▶ THE RECORDS:
---*---

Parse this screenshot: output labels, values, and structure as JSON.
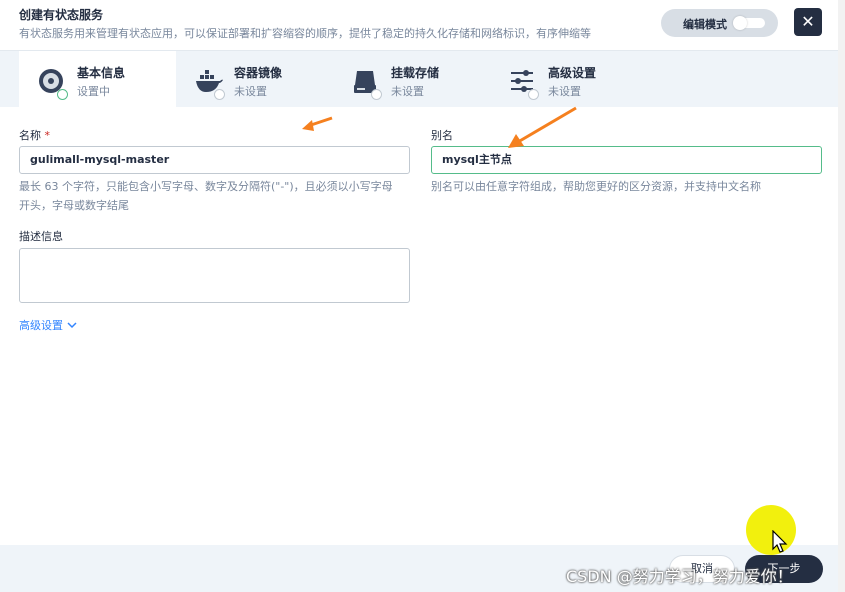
{
  "header": {
    "title": "创建有状态服务",
    "subtitle": "有状态服务用来管理有状态应用，可以保证部署和扩容缩容的顺序，提供了稳定的持久化存储和网络标识，有序伸缩等",
    "edit_mode_label": "编辑模式",
    "close_glyph": "✕"
  },
  "tabs": [
    {
      "title": "基本信息",
      "status": "设置中",
      "icon": "disc-icon",
      "active": true
    },
    {
      "title": "容器镜像",
      "status": "未设置",
      "icon": "docker-icon",
      "active": false
    },
    {
      "title": "挂载存储",
      "status": "未设置",
      "icon": "storage-icon",
      "active": false
    },
    {
      "title": "高级设置",
      "status": "未设置",
      "icon": "sliders-icon",
      "active": false
    }
  ],
  "form": {
    "name_label": "名称",
    "name_required": "*",
    "name_value": "gulimall-mysql-master",
    "name_help_line1": "最长 63 个字符，只能包含小写字母、数字及分隔符(\"-\")，且必须以小写字母",
    "name_help_line2": "开头，字母或数字结尾",
    "alias_label": "别名",
    "alias_value": "mysql主节点",
    "alias_help": "别名可以由任意字符组成，帮助您更好的区分资源，并支持中文名称",
    "description_label": "描述信息",
    "description_value": "",
    "advanced_link": "高级设置"
  },
  "footer": {
    "cancel_label": "取消",
    "next_label": "下一步"
  },
  "watermark": "CSDN @努力学习，努力爱你！",
  "colors": {
    "accent_green": "#55bc8a",
    "dark": "#242e42",
    "annotation_arrow": "#f5801f",
    "cursor_highlight": "#f1ef00"
  }
}
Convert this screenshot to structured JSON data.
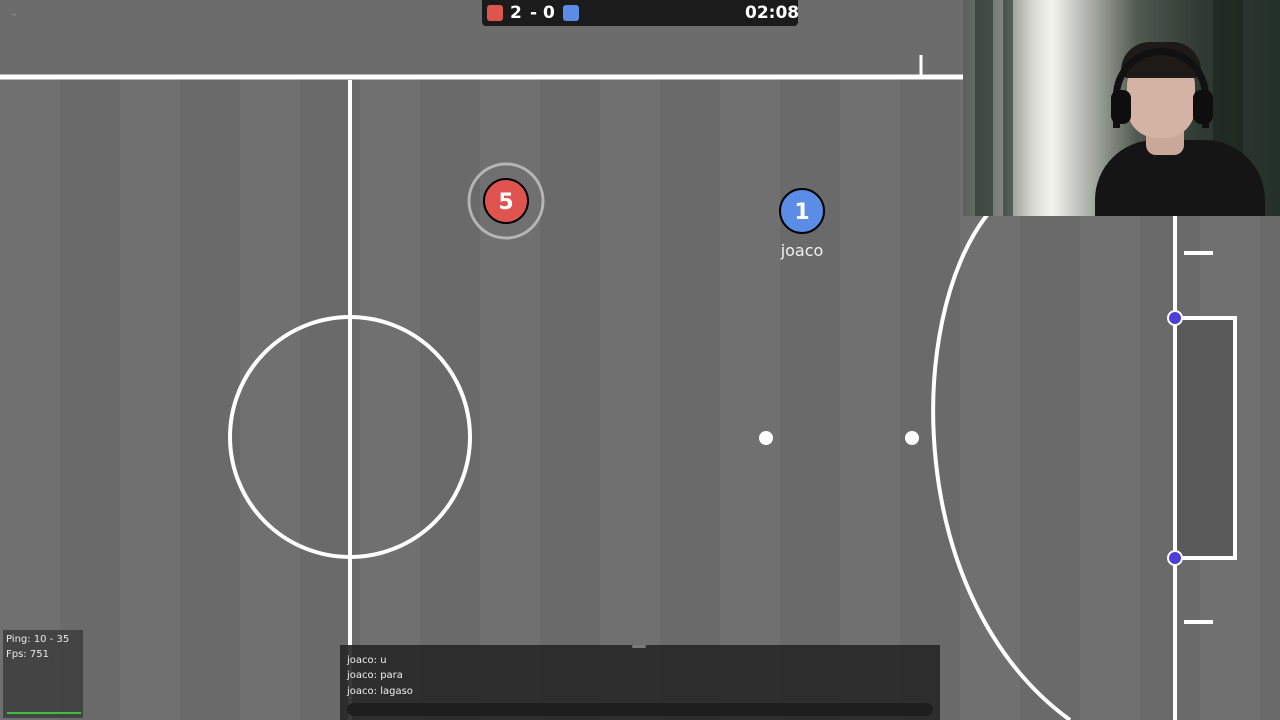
{
  "colors": {
    "red_team": "#e0544f",
    "blue_team": "#5b8ce6",
    "field": "#6e6e6e",
    "lines": "#ffffff",
    "post": "#4b3fd8"
  },
  "score": {
    "red": "2",
    "separator": "-",
    "blue": "0",
    "clock": "02:08"
  },
  "players": [
    {
      "number": "5",
      "team": "red",
      "name": ""
    },
    {
      "number": "1",
      "team": "blue",
      "name": "joaco"
    }
  ],
  "stats": {
    "ping": "Ping: 10 - 35",
    "fps": "Fps: 751"
  },
  "chat": {
    "messages": [
      "joaco: u",
      "joaco: para",
      "joaco: lagaso"
    ],
    "input_value": ""
  },
  "icons": {
    "menu": "chevron-down-icon"
  }
}
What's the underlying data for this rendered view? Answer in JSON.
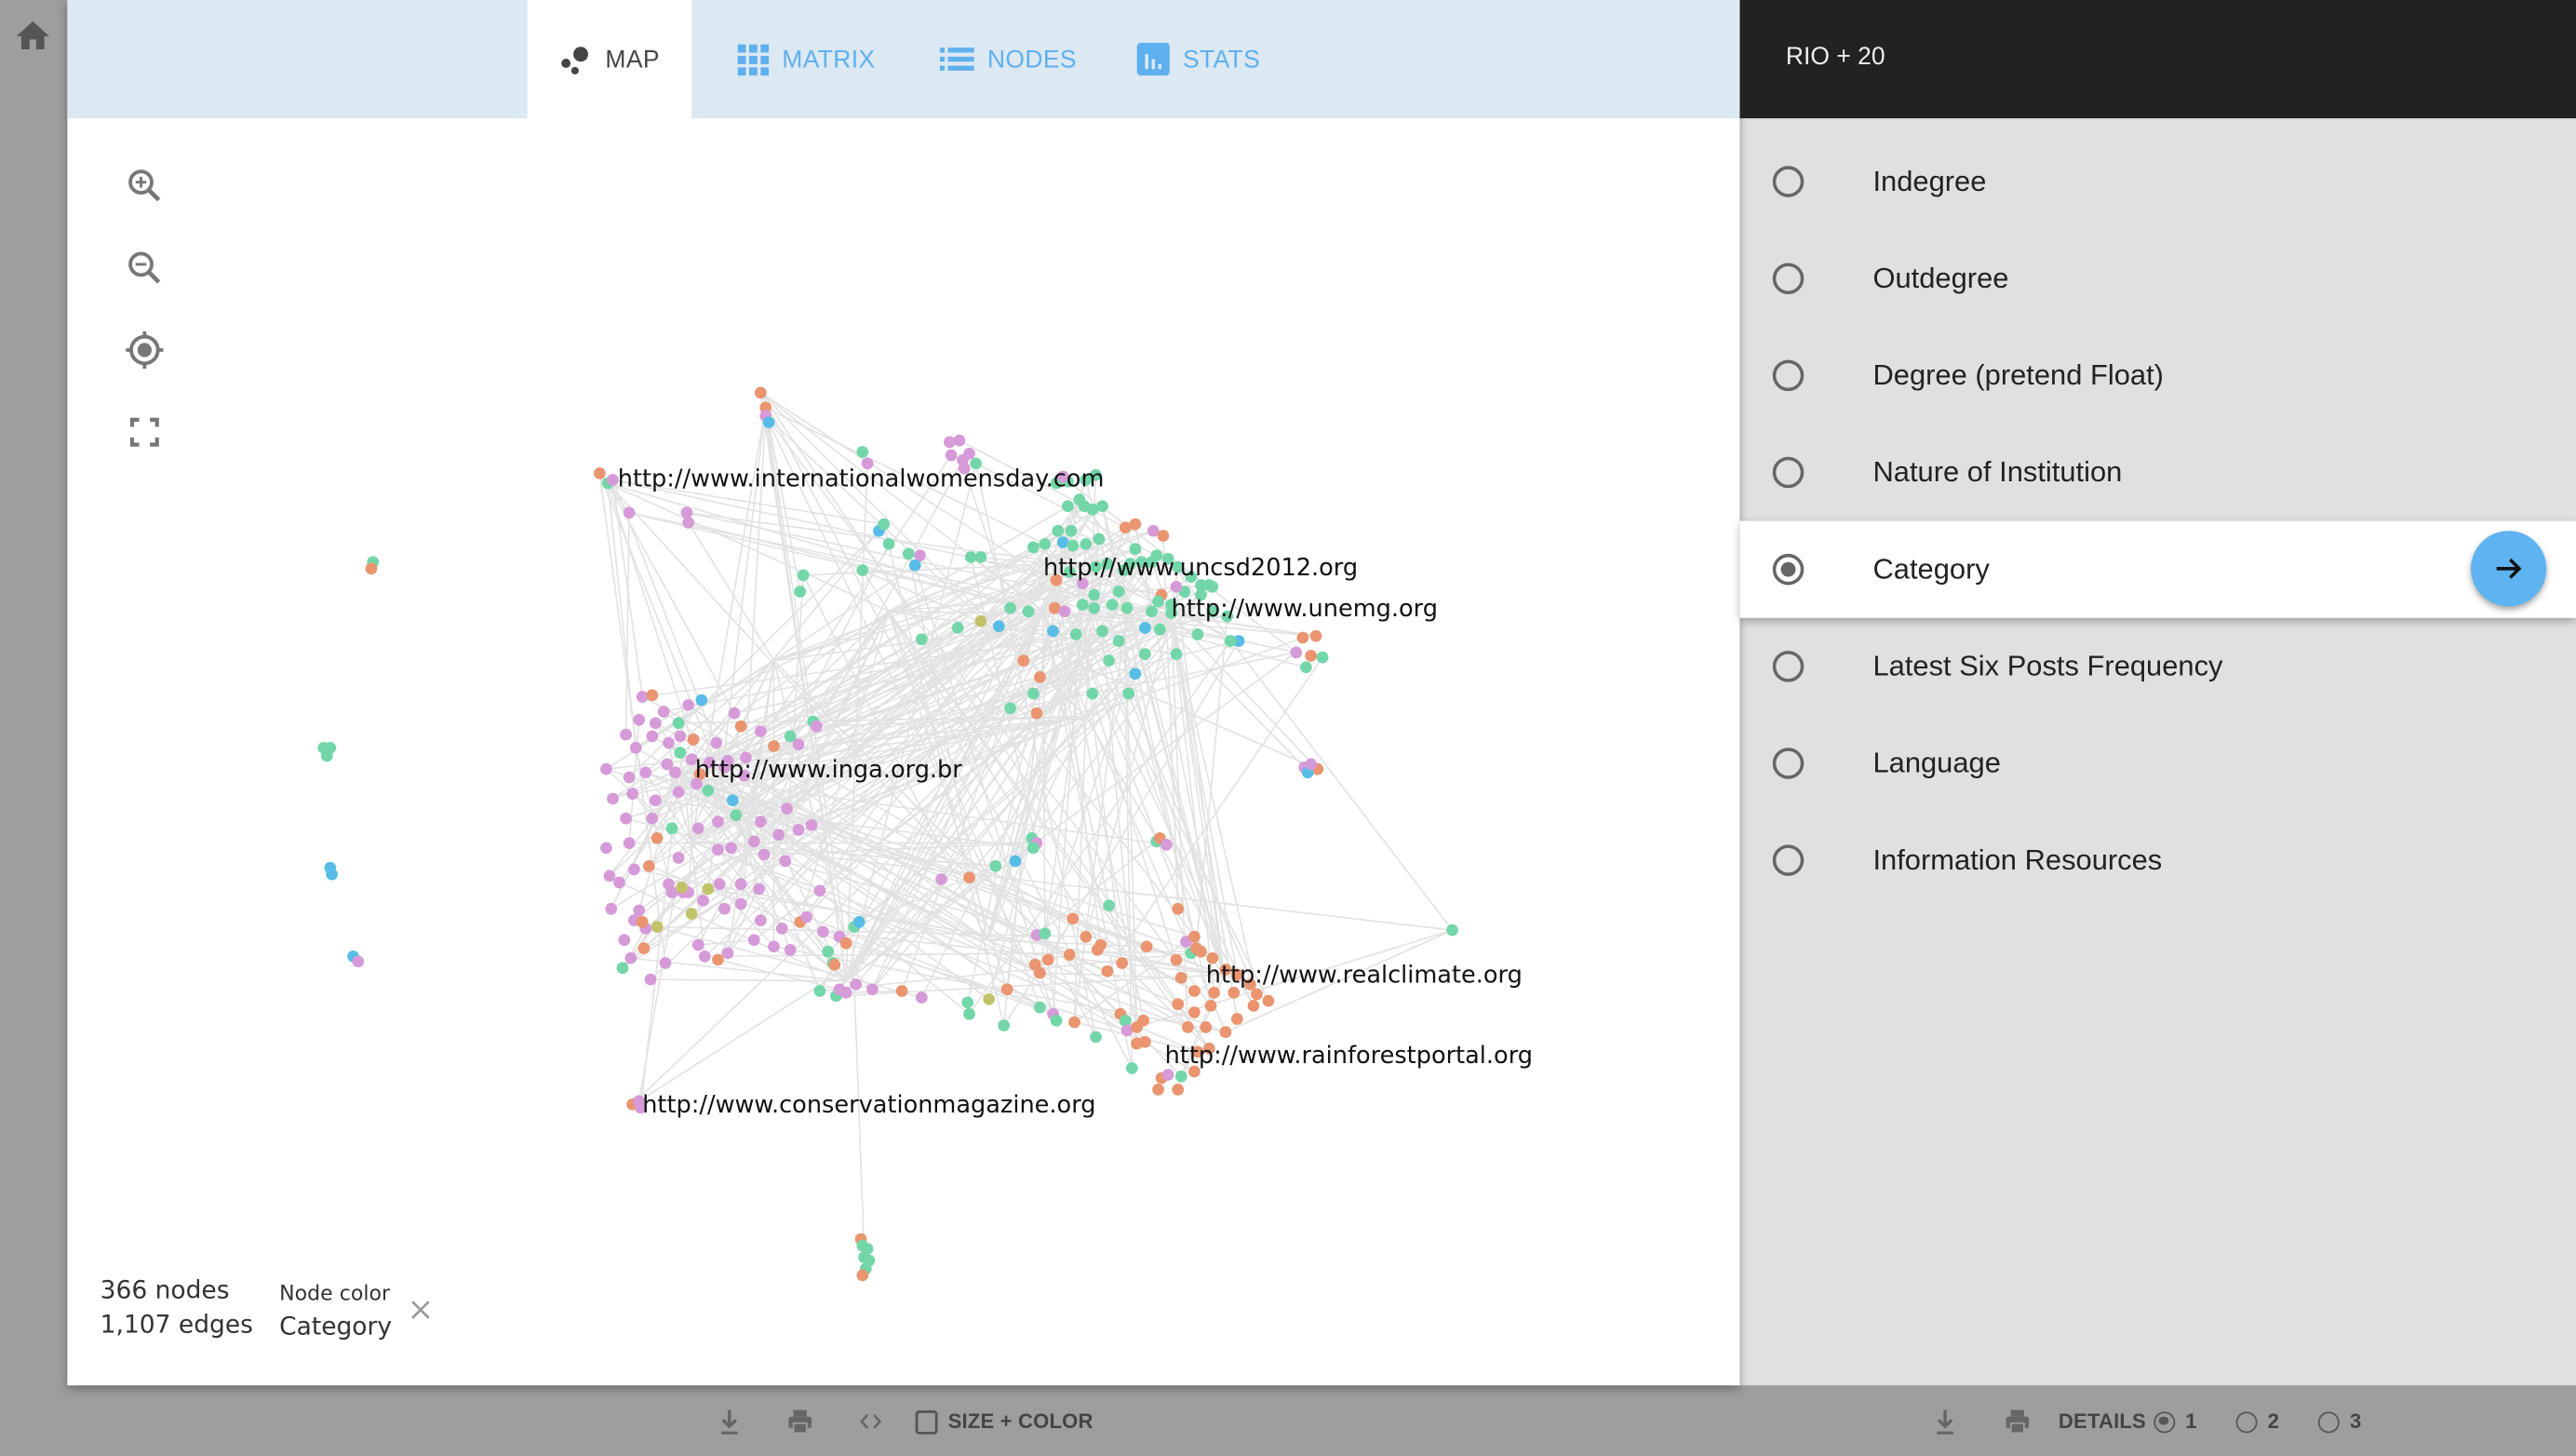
{
  "nav": {
    "home_icon": "home-icon",
    "tabs": [
      {
        "label": "MAP",
        "icon": "map-dots-icon",
        "active": true
      },
      {
        "label": "MATRIX",
        "icon": "grid-icon",
        "active": false
      },
      {
        "label": "NODES",
        "icon": "list-icon",
        "active": false
      },
      {
        "label": "STATS",
        "icon": "bar-chart-icon",
        "active": false
      }
    ]
  },
  "map_controls": [
    {
      "name": "zoom-in",
      "icon": "zoom-in-icon"
    },
    {
      "name": "zoom-out",
      "icon": "zoom-out-icon"
    },
    {
      "name": "recenter",
      "icon": "target-icon"
    },
    {
      "name": "fullscreen",
      "icon": "fullscreen-icon"
    }
  ],
  "graph": {
    "node_count": 366,
    "edge_count": 1107,
    "summary": {
      "nodes_text": "366 nodes",
      "edges_text": "1,107 edges"
    },
    "node_color": {
      "label": "Node color",
      "value": "Category"
    },
    "category_colors": {
      "purple": "#d69ad8",
      "green": "#72d6a8",
      "orange": "#ea9470",
      "blue": "#58bde6",
      "olive": "#c2c26a"
    },
    "edge_color": "#e2e2e2",
    "labels": [
      "http://www.internationalwomensday.com",
      "http://www.uncsd2012.org",
      "http://www.unemg.org",
      "http://www.inga.org.br",
      "http://www.realclimate.org",
      "http://www.rainforestportal.org",
      "http://www.conservationmagazine.org"
    ]
  },
  "panel": {
    "title": "RIO + 20",
    "options": [
      {
        "label": "Indegree",
        "selected": false
      },
      {
        "label": "Outdegree",
        "selected": false
      },
      {
        "label": "Degree (pretend Float)",
        "selected": false
      },
      {
        "label": "Nature of Institution",
        "selected": false
      },
      {
        "label": "Category",
        "selected": true
      },
      {
        "label": "Latest Six Posts Frequency",
        "selected": false
      },
      {
        "label": "Language",
        "selected": false
      },
      {
        "label": "Information Resources",
        "selected": false
      }
    ],
    "apply_icon": "arrow-right-icon",
    "accent": "#5fb3f0"
  },
  "bottom_left": {
    "size_color_label": "SIZE + COLOR",
    "size_color_checked": false
  },
  "bottom_right": {
    "details_label": "DETAILS",
    "details_options": [
      "1",
      "2",
      "3"
    ],
    "details_selected": "1"
  }
}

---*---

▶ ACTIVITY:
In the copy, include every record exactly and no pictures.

▶ RESULT OF THE EXERCISE:
Parse this screenshot: output labels, values, and structure as JSON.
{
  "header": {
    "title": "创建有状态服务",
    "subtitle": "有状态服务用来管理有状态应用，可以保证部署和扩容缩容的顺序，提供了稳定的持久化存储和网络标识，有序伸缩等",
    "edit_mode_label": "编辑模式",
    "close_glyph": "✕"
  },
  "tabs": [
    {
      "title": "基本信息",
      "status": "设置中",
      "icon": "disc-icon",
      "active": true
    },
    {
      "title": "容器镜像",
      "status": "未设置",
      "icon": "docker-icon",
      "active": false
    },
    {
      "title": "挂载存储",
      "status": "未设置",
      "icon": "storage-icon",
      "active": false
    },
    {
      "title": "高级设置",
      "status": "未设置",
      "icon": "sliders-icon",
      "active": false
    }
  ],
  "form": {
    "name_label": "名称",
    "name_required": "*",
    "name_value": "gulimall-mysql-master",
    "name_help_line1": "最长 63 个字符，只能包含小写字母、数字及分隔符(\"-\")，且必须以小写字母",
    "name_help_line2": "开头，字母或数字结尾",
    "alias_label": "别名",
    "alias_value": "mysql主节点",
    "alias_help": "别名可以由任意字符组成，帮助您更好的区分资源，并支持中文名称",
    "description_label": "描述信息",
    "description_value": "",
    "advanced_link": "高级设置"
  },
  "footer": {
    "cancel_label": "取消",
    "next_label": "下一步"
  },
  "watermark": "CSDN @努力学习，努力爱你！",
  "colors": {
    "accent_green": "#55bc8a",
    "dark": "#242e42",
    "annotation_arrow": "#f5801f",
    "cursor_highlight": "#f1ef00"
  }
}
Convert this screenshot to structured JSON data.
{
  "colors": {
    "red_team": "#e0544f",
    "blue_team": "#5b8ce6",
    "field": "#6e6e6e",
    "lines": "#ffffff",
    "post": "#4b3fd8"
  },
  "score": {
    "red": "2",
    "separator": "-",
    "blue": "0",
    "clock": "02:08"
  },
  "players": [
    {
      "number": "5",
      "team": "red",
      "name": ""
    },
    {
      "number": "1",
      "team": "blue",
      "name": "joaco"
    }
  ],
  "stats": {
    "ping": "Ping: 10 - 35",
    "fps": "Fps: 751"
  },
  "chat": {
    "messages": [
      "joaco: u",
      "joaco: para",
      "joaco: lagaso"
    ],
    "input_value": ""
  },
  "icons": {
    "menu": "chevron-down-icon"
  }
}
What's the underlying data for this rendered view? Answer in JSON.
{
  "nav": {
    "home_icon": "home-icon",
    "tabs": [
      {
        "label": "MAP",
        "icon": "map-dots-icon",
        "active": true
      },
      {
        "label": "MATRIX",
        "icon": "grid-icon",
        "active": false
      },
      {
        "label": "NODES",
        "icon": "list-icon",
        "active": false
      },
      {
        "label": "STATS",
        "icon": "bar-chart-icon",
        "active": false
      }
    ]
  },
  "map_controls": [
    {
      "name": "zoom-in",
      "icon": "zoom-in-icon"
    },
    {
      "name": "zoom-out",
      "icon": "zoom-out-icon"
    },
    {
      "name": "recenter",
      "icon": "target-icon"
    },
    {
      "name": "fullscreen",
      "icon": "fullscreen-icon"
    }
  ],
  "graph": {
    "node_count": 366,
    "edge_count": 1107,
    "summary": {
      "nodes_text": "366 nodes",
      "edges_text": "1,107 edges"
    },
    "node_color": {
      "label": "Node color",
      "value": "Category"
    },
    "category_colors": {
      "purple": "#d69ad8",
      "green": "#72d6a8",
      "orange": "#ea9470",
      "blue": "#58bde6",
      "olive": "#c2c26a"
    },
    "edge_color": "#e2e2e2",
    "labels": [
      "http://www.internationalwomensday.com",
      "http://www.uncsd2012.org",
      "http://www.unemg.org",
      "http://www.inga.org.br",
      "http://www.realclimate.org",
      "http://www.rainforestportal.org",
      "http://www.conservationmagazine.org"
    ]
  },
  "panel": {
    "title": "RIO + 20",
    "options": [
      {
        "label": "Indegree",
        "selected": false
      },
      {
        "label": "Outdegree",
        "selected": false
      },
      {
        "label": "Degree (pretend Float)",
        "selected": false
      },
      {
        "label": "Nature of Institution",
        "selected": false
      },
      {
        "label": "Category",
        "selected": true
      },
      {
        "label": "Latest Six Posts Frequency",
        "selected": false
      },
      {
        "label": "Language",
        "selected": false
      },
      {
        "label": "Information Resources",
        "selected": false
      }
    ],
    "apply_icon": "arrow-right-icon",
    "accent": "#5fb3f0"
  },
  "bottom_left": {
    "size_color_label": "SIZE + COLOR",
    "size_color_checked": false
  },
  "bottom_right": {
    "details_label": "DETAILS",
    "details_options": [
      "1",
      "2",
      "3"
    ],
    "details_selected": "1"
  }
}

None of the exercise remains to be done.